Extracted data:
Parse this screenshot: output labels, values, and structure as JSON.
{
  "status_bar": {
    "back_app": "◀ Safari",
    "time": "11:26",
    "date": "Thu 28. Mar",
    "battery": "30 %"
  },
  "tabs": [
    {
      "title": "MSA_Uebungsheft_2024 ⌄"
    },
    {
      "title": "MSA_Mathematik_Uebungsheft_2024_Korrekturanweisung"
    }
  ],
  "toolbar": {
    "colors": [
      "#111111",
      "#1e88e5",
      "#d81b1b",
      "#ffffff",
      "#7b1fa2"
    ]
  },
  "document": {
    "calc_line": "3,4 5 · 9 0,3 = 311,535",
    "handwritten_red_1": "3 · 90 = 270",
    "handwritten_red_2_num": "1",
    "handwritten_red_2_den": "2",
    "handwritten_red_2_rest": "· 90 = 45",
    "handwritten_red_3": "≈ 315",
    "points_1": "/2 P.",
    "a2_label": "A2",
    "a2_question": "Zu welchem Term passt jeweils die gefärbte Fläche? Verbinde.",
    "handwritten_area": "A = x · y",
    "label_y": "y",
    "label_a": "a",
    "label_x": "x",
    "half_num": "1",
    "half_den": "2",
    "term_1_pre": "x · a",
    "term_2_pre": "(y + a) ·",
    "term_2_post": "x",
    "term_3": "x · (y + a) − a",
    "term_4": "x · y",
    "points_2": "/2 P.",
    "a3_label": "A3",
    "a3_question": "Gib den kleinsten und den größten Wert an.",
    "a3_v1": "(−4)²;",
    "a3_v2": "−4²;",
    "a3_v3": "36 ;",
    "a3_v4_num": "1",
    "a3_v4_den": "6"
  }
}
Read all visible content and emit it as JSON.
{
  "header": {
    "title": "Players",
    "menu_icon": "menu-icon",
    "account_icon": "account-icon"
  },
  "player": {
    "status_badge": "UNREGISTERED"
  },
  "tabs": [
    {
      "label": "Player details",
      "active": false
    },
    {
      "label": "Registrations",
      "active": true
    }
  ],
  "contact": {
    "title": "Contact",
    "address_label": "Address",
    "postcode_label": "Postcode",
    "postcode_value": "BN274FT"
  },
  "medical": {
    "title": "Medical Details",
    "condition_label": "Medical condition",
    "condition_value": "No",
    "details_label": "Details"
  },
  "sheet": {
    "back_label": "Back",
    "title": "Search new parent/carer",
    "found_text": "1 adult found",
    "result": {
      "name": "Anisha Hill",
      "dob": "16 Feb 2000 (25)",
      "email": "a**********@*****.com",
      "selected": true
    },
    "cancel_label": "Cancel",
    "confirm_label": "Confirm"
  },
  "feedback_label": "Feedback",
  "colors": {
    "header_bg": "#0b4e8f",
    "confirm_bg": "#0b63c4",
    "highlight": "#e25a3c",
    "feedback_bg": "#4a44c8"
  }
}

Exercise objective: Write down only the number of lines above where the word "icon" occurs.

Answer: 2